### GOAL OF THE EXERCISE
If a line in the following entries holds the string "active", include it in the tally. State the total and nothing further.

-- GIVEN INFORMATION follows --

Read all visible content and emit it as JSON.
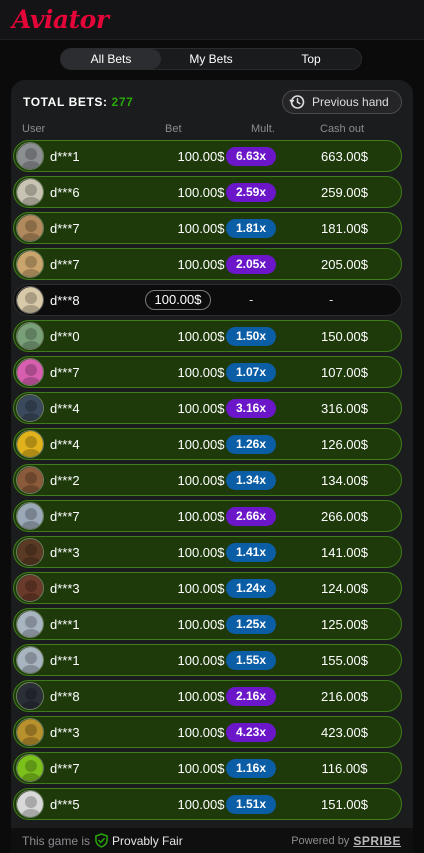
{
  "app": {
    "logo_text": "Aviator",
    "brand_color": "#e50539"
  },
  "tabs": [
    {
      "label": "All Bets",
      "active": true
    },
    {
      "label": "My Bets",
      "active": false
    },
    {
      "label": "Top",
      "active": false
    }
  ],
  "summary": {
    "total_label": "TOTAL BETS:",
    "total_value": "277",
    "total_value_color": "#28a909"
  },
  "previous_hand": {
    "label": "Previous hand",
    "icon": "history-clock-icon"
  },
  "columns": {
    "user": "User",
    "bet": "Bet",
    "mult": "Mult.",
    "cashout": "Cash out"
  },
  "colors": {
    "row_win_bg": "#1e3a0b",
    "row_win_border": "#3f7d1a",
    "mult_purple": "#6b17c9",
    "mult_blue": "#0b5da6"
  },
  "bets": [
    {
      "user": "d***1",
      "bet": "100.00$",
      "mult": "6.63x",
      "mult_color": "#6b17c9",
      "cashout": "663.00$",
      "avatar_color": "#8c8f92",
      "status": "won"
    },
    {
      "user": "d***6",
      "bet": "100.00$",
      "mult": "2.59x",
      "mult_color": "#6b17c9",
      "cashout": "259.00$",
      "avatar_color": "#c9c3b4",
      "status": "won"
    },
    {
      "user": "d***7",
      "bet": "100.00$",
      "mult": "1.81x",
      "mult_color": "#0b5da6",
      "cashout": "181.00$",
      "avatar_color": "#b08a5c",
      "status": "won"
    },
    {
      "user": "d***7",
      "bet": "100.00$",
      "mult": "2.05x",
      "mult_color": "#6b17c9",
      "cashout": "205.00$",
      "avatar_color": "#c9a46c",
      "status": "won"
    },
    {
      "user": "d***8",
      "bet": "100.00$",
      "mult": "-",
      "mult_color": "",
      "cashout": "-",
      "avatar_color": "#d8c9a8",
      "status": "active"
    },
    {
      "user": "d***0",
      "bet": "100.00$",
      "mult": "1.50x",
      "mult_color": "#0b5da6",
      "cashout": "150.00$",
      "avatar_color": "#7aa07a",
      "status": "won"
    },
    {
      "user": "d***7",
      "bet": "100.00$",
      "mult": "1.07x",
      "mult_color": "#0b5da6",
      "cashout": "107.00$",
      "avatar_color": "#d85fb0",
      "status": "won"
    },
    {
      "user": "d***4",
      "bet": "100.00$",
      "mult": "3.16x",
      "mult_color": "#6b17c9",
      "cashout": "316.00$",
      "avatar_color": "#3a4a5c",
      "status": "won"
    },
    {
      "user": "d***4",
      "bet": "100.00$",
      "mult": "1.26x",
      "mult_color": "#0b5da6",
      "cashout": "126.00$",
      "avatar_color": "#e0b21c",
      "status": "won"
    },
    {
      "user": "d***2",
      "bet": "100.00$",
      "mult": "1.34x",
      "mult_color": "#0b5da6",
      "cashout": "134.00$",
      "avatar_color": "#8a5a3a",
      "status": "won"
    },
    {
      "user": "d***7",
      "bet": "100.00$",
      "mult": "2.66x",
      "mult_color": "#6b17c9",
      "cashout": "266.00$",
      "avatar_color": "#9aa8b8",
      "status": "won"
    },
    {
      "user": "d***3",
      "bet": "100.00$",
      "mult": "1.41x",
      "mult_color": "#0b5da6",
      "cashout": "141.00$",
      "avatar_color": "#5a3a24",
      "status": "won"
    },
    {
      "user": "d***3",
      "bet": "100.00$",
      "mult": "1.24x",
      "mult_color": "#0b5da6",
      "cashout": "124.00$",
      "avatar_color": "#6a3a2a",
      "status": "won"
    },
    {
      "user": "d***1",
      "bet": "100.00$",
      "mult": "1.25x",
      "mult_color": "#0b5da6",
      "cashout": "125.00$",
      "avatar_color": "#a8b4c0",
      "status": "won"
    },
    {
      "user": "d***1",
      "bet": "100.00$",
      "mult": "1.55x",
      "mult_color": "#0b5da6",
      "cashout": "155.00$",
      "avatar_color": "#a8b4c0",
      "status": "won"
    },
    {
      "user": "d***8",
      "bet": "100.00$",
      "mult": "2.16x",
      "mult_color": "#6b17c9",
      "cashout": "216.00$",
      "avatar_color": "#2a2e36",
      "status": "won"
    },
    {
      "user": "d***3",
      "bet": "100.00$",
      "mult": "4.23x",
      "mult_color": "#6b17c9",
      "cashout": "423.00$",
      "avatar_color": "#b8902c",
      "status": "won"
    },
    {
      "user": "d***7",
      "bet": "100.00$",
      "mult": "1.16x",
      "mult_color": "#0b5da6",
      "cashout": "116.00$",
      "avatar_color": "#7cc01c",
      "status": "won"
    },
    {
      "user": "d***5",
      "bet": "100.00$",
      "mult": "1.51x",
      "mult_color": "#0b5da6",
      "cashout": "151.00$",
      "avatar_color": "#d8d8d8",
      "status": "won"
    }
  ],
  "footer": {
    "fair_prefix": "This game is",
    "fair_label": "Provably Fair",
    "powered_label": "Powered by",
    "provider": "SPRIBE"
  }
}
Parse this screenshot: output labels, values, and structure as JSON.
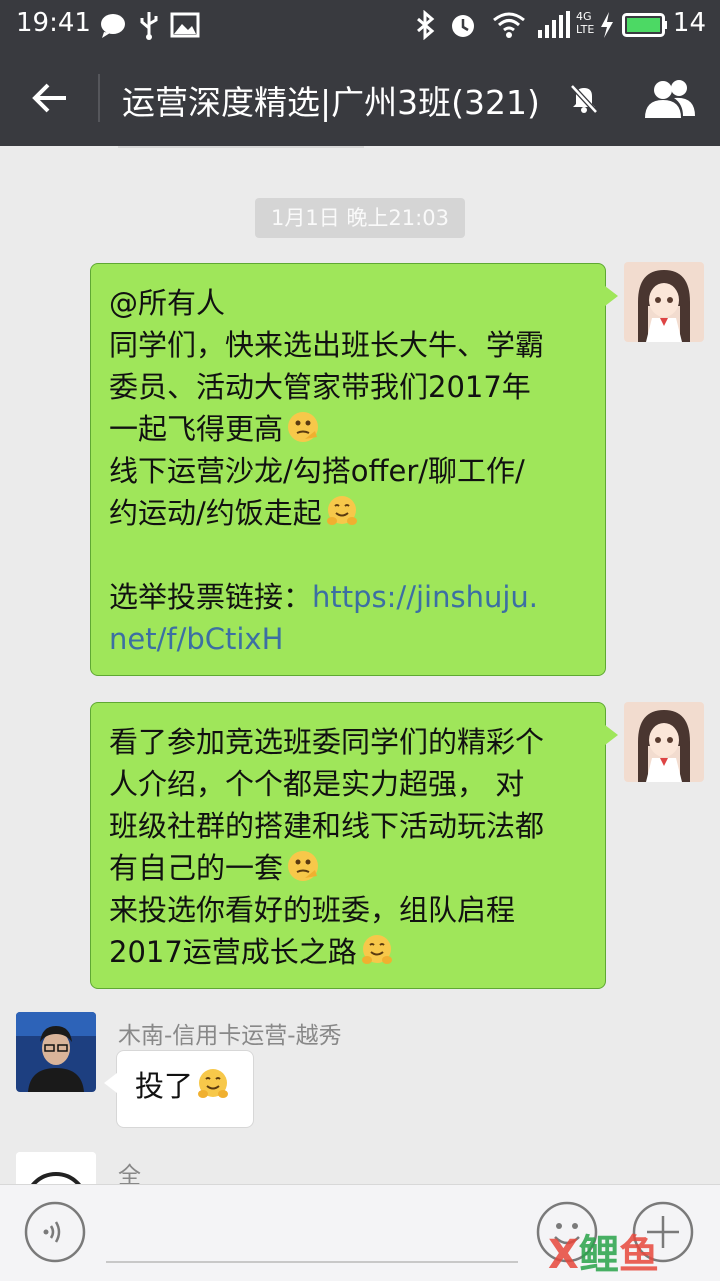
{
  "status_bar": {
    "time": "19:41",
    "network": "4G LTE",
    "battery": "14",
    "icons": [
      "chat-bubble-icon",
      "usb-icon",
      "image-icon",
      "bluetooth-icon",
      "alarm-icon",
      "wifi-icon",
      "signal-icon",
      "charging-icon",
      "battery-icon"
    ]
  },
  "header": {
    "title": "运营深度精选|广州3班(321)",
    "icons": [
      "back-arrow-icon",
      "mute-bell-icon",
      "group-members-icon"
    ]
  },
  "chat": {
    "timestamp": "1月1日 晚上21:03",
    "messages": [
      {
        "side": "right",
        "lines": [
          "@所有人",
          "同学们，快来选出班长大牛、学霸",
          "委员、活动大管家带我们2017年",
          "一起飞得更高",
          "线下运营沙龙/勾搭offer/聊工作/",
          "约运动/约饭走起",
          "",
          "选举投票链接：",
          "https://jinshuju.",
          "net/f/bCtixH"
        ]
      },
      {
        "side": "right",
        "lines": [
          "看了参加竞选班委同学们的精彩个",
          "人介绍，个个都是实力超强， 对",
          "班级社群的搭建和线下活动玩法都",
          "有自己的一套",
          "来投选你看好的班委，组队启程",
          "2017运营成长之路"
        ]
      },
      {
        "side": "left",
        "sender": "木南-信用卡运营-越秀",
        "text": "投了"
      },
      {
        "side": "left",
        "sender": "全"
      }
    ]
  },
  "input_bar": {
    "icons": [
      "voice-icon",
      "emoji-icon",
      "plus-icon"
    ]
  },
  "watermark": {
    "part1": "X",
    "part2": "鲤",
    "part3": "鱼"
  },
  "colors": {
    "bar": "#393a3f",
    "bg": "#ebebeb",
    "bubble_self": "#9fe65a",
    "link": "#3c6fa3"
  }
}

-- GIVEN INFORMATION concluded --

### WRITTEN SOLUTION
4